======== Records for this exercise ========

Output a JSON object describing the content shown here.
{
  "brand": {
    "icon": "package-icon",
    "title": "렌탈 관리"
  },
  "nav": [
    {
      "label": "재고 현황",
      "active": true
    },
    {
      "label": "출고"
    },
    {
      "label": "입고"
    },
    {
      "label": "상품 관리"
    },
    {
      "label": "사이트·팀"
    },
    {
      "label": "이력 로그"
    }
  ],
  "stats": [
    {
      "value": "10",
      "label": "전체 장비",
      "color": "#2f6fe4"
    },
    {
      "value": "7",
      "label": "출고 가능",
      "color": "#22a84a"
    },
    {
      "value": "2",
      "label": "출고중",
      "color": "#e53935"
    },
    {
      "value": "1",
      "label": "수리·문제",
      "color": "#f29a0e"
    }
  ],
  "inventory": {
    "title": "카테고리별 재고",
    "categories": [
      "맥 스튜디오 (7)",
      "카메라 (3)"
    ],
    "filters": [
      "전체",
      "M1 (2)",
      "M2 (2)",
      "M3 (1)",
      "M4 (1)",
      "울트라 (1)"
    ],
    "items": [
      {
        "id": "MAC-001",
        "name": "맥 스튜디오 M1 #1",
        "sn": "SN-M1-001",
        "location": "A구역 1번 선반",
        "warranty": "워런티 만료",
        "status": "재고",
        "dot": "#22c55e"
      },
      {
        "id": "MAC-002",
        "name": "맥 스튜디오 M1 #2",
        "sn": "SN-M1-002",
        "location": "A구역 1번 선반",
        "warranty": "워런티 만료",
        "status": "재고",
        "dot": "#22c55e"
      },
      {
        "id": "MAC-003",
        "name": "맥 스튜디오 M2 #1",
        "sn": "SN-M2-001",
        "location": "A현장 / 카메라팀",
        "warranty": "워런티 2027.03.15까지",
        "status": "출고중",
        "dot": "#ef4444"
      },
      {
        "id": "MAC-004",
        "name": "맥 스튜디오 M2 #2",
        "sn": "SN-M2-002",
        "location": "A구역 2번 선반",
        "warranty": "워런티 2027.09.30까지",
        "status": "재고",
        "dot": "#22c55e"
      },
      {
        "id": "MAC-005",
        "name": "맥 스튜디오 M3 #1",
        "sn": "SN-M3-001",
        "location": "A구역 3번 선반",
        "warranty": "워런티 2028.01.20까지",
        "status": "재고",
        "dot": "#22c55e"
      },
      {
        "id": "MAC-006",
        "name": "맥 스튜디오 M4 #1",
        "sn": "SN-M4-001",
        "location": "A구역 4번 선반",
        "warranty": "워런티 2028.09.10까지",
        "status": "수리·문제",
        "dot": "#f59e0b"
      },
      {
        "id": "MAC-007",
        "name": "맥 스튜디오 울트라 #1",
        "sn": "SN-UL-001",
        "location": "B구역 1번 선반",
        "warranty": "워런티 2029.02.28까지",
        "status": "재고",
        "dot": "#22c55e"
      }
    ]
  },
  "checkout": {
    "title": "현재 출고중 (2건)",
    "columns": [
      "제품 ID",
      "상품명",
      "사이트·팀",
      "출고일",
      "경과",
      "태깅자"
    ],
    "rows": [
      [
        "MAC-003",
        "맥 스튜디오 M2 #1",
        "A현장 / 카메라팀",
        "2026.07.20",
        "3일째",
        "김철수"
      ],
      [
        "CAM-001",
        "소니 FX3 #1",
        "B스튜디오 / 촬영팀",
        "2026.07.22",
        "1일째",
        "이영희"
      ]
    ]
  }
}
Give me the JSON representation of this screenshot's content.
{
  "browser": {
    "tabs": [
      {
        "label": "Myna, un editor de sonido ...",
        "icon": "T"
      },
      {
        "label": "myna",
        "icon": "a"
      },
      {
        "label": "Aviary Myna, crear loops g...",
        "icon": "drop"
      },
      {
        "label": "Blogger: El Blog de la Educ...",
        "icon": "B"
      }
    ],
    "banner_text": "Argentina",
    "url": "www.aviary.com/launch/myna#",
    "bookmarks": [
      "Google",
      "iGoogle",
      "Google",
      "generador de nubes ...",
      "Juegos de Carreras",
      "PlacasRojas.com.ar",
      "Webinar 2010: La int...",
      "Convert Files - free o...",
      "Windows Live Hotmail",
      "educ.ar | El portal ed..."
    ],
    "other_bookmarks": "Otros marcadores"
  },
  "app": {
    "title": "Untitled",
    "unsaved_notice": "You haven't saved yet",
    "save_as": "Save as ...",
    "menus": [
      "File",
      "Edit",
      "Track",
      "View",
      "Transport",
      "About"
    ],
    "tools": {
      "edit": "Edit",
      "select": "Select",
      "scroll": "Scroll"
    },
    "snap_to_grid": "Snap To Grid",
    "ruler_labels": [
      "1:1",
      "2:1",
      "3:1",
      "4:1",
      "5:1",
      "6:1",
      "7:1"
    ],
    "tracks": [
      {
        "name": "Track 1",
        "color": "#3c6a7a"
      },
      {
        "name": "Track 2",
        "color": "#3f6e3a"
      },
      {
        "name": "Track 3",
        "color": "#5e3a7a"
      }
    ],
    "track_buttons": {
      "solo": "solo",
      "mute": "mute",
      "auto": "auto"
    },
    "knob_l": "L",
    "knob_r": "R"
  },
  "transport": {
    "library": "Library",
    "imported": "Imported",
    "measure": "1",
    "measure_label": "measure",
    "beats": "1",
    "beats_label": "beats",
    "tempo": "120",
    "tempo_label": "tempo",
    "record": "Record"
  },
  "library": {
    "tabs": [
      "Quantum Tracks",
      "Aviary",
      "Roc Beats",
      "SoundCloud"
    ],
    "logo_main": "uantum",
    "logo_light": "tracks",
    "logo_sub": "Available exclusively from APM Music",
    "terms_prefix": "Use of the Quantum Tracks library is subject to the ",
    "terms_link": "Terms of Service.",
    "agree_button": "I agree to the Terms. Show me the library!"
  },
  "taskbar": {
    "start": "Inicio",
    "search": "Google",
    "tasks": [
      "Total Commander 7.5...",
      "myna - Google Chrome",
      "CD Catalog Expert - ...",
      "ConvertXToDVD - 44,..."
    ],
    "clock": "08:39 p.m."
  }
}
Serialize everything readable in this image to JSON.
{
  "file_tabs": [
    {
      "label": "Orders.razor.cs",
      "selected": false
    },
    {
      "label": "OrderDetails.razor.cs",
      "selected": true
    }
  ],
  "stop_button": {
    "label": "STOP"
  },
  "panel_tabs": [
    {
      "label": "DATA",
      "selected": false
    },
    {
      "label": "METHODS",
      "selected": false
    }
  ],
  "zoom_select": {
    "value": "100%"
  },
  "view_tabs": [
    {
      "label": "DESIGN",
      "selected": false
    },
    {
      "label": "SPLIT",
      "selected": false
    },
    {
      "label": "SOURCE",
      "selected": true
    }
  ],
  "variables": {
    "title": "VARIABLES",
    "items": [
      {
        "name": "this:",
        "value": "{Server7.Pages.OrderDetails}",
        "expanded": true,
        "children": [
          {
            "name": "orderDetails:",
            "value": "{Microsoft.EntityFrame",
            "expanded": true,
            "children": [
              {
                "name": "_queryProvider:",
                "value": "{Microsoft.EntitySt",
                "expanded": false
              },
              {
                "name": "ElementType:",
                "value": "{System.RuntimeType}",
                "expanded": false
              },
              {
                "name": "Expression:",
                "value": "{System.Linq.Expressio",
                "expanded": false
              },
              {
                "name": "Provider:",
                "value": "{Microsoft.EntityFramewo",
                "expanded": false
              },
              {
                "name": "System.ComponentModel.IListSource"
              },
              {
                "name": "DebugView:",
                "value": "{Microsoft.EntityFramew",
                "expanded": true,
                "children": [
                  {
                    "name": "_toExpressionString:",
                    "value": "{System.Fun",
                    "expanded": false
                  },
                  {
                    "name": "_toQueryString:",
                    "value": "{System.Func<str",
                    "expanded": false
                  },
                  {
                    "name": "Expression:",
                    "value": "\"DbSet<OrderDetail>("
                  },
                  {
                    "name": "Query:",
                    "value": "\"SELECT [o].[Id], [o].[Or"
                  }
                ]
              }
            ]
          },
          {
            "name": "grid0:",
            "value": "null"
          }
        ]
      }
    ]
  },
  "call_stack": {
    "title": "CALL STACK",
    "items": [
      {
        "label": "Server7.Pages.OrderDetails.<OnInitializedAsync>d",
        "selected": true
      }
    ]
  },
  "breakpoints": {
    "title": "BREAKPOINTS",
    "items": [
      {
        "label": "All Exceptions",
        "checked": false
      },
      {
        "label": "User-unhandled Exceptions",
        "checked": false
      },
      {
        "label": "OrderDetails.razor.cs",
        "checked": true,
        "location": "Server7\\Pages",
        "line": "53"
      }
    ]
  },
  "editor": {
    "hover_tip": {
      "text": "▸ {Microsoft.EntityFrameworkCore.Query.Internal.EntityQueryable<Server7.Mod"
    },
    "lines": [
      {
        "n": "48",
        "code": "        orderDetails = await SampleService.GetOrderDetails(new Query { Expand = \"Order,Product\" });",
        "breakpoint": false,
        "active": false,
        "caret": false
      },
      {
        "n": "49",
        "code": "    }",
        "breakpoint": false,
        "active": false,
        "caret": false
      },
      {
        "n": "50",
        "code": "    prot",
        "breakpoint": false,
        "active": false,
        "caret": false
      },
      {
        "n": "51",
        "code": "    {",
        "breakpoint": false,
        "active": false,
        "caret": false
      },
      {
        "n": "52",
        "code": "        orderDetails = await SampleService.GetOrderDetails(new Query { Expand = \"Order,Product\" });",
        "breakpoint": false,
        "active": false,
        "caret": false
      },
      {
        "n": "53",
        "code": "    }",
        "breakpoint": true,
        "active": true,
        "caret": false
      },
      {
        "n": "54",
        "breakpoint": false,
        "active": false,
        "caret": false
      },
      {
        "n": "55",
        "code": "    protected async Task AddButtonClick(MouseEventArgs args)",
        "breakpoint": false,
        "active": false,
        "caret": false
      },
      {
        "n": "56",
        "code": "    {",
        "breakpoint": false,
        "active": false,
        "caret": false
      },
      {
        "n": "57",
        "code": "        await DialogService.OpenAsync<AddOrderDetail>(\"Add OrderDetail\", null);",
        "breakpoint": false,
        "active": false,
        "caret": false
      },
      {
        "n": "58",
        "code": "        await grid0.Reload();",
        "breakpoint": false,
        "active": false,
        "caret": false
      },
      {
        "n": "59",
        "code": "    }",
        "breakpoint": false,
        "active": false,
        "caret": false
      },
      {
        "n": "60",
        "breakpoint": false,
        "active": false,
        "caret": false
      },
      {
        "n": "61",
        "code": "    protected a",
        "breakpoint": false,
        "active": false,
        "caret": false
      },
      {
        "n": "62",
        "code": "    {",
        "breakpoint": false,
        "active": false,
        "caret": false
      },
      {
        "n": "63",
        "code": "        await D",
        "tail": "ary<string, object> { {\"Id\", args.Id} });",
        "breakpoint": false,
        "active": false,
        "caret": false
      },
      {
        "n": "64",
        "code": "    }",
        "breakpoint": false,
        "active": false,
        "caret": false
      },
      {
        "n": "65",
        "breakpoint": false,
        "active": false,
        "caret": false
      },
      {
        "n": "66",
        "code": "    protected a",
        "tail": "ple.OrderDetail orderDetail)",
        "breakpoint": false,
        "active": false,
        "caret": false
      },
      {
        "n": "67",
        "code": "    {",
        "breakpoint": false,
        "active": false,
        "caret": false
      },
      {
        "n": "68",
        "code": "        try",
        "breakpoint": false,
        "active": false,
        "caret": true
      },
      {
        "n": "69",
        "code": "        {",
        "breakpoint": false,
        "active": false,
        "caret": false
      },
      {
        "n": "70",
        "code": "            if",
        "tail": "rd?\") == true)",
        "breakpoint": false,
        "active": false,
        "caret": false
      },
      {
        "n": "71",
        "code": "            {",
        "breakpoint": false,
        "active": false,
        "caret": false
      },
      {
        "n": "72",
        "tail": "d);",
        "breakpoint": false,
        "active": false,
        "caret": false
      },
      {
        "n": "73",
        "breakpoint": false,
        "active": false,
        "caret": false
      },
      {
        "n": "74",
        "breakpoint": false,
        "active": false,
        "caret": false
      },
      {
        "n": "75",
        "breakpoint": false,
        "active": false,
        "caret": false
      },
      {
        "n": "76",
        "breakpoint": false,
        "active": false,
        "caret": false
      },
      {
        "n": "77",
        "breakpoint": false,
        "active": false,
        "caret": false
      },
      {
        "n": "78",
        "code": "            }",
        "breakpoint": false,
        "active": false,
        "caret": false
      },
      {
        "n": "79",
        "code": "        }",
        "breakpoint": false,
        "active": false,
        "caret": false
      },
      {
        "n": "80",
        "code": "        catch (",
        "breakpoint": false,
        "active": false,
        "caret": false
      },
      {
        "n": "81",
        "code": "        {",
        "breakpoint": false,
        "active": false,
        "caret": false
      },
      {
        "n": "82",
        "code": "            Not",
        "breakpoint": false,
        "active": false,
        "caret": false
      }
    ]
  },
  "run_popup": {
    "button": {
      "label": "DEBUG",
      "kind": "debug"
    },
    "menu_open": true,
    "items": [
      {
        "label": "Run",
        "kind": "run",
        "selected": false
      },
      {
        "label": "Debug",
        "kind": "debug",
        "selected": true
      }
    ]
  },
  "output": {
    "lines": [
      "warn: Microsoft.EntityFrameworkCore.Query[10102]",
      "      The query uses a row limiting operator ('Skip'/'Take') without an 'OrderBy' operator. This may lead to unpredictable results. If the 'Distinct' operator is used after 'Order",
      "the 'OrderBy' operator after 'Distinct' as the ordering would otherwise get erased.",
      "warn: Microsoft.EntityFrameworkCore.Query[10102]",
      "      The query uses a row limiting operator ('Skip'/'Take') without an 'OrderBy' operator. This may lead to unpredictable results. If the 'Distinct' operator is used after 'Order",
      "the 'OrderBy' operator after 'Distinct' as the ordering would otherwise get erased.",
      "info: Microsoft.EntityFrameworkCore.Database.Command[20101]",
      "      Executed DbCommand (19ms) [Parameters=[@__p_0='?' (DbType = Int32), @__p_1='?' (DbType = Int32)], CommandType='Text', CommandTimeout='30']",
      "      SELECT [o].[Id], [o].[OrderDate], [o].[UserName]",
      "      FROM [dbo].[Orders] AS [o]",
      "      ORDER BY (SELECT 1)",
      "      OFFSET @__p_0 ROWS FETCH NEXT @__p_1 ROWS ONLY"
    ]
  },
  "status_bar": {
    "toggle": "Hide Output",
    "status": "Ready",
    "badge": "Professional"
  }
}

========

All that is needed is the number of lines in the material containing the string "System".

5